Requirement: Copy each line below containing "ITCS".

Records from a data source
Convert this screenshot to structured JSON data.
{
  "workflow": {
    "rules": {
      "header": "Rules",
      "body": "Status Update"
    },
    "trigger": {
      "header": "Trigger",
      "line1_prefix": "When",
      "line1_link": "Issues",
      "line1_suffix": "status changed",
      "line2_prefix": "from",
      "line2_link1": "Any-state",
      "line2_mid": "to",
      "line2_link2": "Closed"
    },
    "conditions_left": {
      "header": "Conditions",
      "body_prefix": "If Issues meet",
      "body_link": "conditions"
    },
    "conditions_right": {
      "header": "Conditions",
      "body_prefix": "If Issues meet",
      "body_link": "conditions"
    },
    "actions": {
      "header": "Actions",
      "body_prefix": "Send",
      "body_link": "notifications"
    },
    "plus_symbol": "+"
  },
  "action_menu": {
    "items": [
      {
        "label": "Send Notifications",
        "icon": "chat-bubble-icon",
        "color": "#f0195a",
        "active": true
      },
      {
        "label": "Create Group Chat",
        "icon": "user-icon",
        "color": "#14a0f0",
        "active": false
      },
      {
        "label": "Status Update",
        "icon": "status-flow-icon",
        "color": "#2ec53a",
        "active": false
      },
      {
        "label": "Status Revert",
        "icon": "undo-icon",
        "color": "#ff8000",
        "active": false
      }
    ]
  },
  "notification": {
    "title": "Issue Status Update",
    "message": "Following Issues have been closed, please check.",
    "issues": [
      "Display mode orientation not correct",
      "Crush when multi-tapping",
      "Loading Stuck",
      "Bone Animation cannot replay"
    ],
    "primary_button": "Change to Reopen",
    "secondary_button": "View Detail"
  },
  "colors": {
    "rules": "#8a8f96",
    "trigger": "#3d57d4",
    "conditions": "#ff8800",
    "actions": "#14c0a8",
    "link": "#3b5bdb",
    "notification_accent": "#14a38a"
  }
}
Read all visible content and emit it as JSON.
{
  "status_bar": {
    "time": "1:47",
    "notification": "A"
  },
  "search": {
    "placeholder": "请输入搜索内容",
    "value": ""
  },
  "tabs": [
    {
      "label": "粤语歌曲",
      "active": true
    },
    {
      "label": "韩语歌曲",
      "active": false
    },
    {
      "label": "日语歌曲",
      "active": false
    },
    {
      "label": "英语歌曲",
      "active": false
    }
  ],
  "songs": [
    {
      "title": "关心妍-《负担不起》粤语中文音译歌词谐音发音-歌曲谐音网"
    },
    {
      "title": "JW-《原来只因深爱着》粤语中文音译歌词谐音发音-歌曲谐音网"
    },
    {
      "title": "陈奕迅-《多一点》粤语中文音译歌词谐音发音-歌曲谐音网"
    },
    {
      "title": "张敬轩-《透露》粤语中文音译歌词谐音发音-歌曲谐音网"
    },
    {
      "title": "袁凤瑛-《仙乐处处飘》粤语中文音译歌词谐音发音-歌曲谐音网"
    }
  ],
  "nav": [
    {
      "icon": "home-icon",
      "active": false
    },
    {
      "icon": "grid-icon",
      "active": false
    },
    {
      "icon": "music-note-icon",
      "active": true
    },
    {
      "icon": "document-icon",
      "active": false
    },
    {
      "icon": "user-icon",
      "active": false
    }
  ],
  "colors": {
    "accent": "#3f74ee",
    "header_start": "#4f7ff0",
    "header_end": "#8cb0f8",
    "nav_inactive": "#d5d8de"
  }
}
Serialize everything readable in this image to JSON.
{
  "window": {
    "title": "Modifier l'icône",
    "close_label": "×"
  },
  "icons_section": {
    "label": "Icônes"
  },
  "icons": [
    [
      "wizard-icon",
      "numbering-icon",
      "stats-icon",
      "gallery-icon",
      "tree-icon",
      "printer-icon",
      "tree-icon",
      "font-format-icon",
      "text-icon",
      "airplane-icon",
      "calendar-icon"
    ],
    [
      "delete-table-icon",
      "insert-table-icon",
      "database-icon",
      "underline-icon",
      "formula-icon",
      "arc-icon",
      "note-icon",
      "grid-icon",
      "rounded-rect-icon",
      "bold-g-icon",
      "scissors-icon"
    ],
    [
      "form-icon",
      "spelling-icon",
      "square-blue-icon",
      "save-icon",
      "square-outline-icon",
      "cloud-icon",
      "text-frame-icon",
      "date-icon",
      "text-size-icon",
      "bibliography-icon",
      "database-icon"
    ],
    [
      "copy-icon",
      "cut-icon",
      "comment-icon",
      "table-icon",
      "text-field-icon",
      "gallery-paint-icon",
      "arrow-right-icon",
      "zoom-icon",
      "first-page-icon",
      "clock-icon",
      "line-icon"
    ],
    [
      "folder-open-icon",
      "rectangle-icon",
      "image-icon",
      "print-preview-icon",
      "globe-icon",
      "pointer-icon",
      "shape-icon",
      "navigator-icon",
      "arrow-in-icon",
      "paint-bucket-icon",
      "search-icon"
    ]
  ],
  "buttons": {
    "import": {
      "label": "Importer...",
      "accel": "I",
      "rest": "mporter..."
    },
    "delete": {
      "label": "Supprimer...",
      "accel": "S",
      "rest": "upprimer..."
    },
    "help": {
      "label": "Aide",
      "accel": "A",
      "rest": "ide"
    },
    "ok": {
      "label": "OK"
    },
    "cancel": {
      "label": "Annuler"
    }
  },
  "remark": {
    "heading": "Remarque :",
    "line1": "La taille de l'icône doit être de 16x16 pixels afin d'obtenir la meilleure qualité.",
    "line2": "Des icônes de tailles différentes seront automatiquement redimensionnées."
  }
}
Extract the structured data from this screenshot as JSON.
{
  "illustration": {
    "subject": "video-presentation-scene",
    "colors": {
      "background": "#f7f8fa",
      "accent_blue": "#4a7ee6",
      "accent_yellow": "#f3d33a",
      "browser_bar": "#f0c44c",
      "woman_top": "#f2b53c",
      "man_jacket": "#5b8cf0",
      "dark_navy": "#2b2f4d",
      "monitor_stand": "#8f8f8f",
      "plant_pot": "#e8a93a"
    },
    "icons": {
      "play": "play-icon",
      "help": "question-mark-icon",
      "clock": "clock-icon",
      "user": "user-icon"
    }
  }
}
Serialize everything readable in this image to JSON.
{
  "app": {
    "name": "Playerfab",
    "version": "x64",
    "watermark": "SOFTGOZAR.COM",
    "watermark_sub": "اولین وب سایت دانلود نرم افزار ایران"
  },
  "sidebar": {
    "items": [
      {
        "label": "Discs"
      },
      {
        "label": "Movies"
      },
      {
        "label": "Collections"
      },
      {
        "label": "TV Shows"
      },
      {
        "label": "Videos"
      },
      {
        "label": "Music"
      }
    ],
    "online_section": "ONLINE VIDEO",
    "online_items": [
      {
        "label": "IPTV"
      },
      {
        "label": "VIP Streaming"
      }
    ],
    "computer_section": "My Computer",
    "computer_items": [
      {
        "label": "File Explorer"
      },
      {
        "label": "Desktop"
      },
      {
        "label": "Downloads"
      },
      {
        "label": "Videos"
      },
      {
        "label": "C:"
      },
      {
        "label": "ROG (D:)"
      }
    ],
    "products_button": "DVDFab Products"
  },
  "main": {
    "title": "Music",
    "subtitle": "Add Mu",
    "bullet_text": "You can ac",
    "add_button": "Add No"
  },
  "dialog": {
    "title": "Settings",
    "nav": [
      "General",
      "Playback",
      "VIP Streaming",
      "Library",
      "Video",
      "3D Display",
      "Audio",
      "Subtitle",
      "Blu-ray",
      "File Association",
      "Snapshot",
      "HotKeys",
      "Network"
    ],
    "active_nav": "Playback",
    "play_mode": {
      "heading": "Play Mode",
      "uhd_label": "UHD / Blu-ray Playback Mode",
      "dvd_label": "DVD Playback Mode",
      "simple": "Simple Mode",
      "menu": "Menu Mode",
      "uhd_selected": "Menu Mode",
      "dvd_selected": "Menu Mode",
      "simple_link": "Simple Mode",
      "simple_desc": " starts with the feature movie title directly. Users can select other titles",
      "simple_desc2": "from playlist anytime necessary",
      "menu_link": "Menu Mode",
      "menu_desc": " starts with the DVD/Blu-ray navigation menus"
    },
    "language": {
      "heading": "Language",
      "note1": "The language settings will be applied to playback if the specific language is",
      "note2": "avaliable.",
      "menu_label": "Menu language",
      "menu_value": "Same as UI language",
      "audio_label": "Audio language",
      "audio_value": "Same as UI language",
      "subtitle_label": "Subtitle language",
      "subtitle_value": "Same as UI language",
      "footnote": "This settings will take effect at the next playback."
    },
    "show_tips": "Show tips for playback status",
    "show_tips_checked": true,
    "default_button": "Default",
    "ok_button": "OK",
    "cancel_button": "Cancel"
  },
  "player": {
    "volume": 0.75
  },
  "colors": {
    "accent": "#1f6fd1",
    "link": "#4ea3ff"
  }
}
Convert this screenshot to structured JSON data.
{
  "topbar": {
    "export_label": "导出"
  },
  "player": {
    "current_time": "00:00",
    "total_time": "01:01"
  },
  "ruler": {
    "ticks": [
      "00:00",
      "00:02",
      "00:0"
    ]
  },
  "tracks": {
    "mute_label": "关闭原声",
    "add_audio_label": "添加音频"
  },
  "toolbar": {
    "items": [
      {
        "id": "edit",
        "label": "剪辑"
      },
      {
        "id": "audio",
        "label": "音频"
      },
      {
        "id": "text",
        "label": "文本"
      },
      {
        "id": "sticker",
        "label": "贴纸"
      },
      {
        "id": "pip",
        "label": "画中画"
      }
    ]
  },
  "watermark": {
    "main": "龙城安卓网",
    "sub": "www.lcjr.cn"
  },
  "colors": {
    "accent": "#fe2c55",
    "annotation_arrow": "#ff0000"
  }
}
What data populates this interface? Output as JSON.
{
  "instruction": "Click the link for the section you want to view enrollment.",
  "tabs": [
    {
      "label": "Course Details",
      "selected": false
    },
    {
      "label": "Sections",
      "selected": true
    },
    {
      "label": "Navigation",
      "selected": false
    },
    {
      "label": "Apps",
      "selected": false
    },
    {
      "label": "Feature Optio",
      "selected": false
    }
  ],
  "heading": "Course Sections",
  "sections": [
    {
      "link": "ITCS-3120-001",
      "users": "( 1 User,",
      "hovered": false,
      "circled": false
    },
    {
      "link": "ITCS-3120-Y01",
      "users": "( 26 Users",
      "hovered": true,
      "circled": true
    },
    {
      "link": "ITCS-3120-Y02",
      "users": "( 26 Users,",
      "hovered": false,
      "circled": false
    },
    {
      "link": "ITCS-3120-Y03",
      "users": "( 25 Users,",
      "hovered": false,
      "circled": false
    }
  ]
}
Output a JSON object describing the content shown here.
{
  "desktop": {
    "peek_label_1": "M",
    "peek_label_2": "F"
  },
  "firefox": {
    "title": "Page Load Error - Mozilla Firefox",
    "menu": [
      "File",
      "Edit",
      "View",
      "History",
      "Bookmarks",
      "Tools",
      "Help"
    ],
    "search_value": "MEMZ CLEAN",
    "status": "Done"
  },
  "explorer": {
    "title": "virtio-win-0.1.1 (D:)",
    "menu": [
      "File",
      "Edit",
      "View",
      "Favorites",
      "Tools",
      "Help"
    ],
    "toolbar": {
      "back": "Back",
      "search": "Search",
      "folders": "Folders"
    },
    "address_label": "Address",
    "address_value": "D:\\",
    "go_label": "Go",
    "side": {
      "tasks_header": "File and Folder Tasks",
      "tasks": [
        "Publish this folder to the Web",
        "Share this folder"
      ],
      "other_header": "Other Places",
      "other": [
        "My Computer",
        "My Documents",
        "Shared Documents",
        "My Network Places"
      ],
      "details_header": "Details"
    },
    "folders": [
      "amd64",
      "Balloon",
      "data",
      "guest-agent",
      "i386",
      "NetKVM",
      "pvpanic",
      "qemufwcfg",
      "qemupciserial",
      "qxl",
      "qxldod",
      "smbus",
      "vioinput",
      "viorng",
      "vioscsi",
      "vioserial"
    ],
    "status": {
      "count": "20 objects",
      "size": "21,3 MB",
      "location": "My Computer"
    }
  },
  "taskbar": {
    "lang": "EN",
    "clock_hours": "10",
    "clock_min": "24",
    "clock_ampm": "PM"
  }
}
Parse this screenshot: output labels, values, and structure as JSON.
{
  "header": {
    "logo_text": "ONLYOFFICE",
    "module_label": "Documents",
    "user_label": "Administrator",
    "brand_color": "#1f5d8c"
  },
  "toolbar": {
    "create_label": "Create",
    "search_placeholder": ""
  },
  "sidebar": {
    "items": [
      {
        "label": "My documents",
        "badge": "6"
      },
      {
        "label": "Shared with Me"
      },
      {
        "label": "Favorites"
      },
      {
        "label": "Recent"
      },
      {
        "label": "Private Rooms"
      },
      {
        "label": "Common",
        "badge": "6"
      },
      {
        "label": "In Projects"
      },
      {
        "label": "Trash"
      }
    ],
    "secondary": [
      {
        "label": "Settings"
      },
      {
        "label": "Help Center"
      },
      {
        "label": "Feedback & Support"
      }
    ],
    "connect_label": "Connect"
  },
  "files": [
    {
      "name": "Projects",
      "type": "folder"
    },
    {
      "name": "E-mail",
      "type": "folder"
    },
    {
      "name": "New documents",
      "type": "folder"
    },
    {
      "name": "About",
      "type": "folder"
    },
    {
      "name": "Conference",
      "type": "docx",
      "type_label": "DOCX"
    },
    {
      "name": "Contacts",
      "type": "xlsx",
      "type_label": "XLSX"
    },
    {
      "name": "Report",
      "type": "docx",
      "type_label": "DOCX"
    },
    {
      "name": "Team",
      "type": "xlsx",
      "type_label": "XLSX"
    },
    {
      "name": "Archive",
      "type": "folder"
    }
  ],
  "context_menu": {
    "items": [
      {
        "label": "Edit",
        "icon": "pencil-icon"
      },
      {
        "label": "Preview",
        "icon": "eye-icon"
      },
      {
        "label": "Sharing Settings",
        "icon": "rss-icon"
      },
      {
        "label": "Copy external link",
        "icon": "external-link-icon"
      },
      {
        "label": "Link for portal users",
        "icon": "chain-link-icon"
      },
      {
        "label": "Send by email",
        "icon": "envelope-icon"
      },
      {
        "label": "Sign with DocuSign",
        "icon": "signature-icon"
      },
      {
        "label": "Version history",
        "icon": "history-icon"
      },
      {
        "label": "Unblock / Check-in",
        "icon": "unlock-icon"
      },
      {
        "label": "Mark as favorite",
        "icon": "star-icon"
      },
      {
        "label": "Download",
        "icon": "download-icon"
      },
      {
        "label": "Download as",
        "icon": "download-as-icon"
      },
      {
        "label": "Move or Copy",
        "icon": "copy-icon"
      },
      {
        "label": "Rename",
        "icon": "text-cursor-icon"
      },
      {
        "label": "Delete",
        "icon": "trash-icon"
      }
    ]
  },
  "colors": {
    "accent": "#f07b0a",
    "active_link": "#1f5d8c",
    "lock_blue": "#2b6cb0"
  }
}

Your solution:
      "link": "ITCS-3120-001",
      "link": "ITCS-3120-Y01",
      "link": "ITCS-3120-Y02",
      "link": "ITCS-3120-Y03",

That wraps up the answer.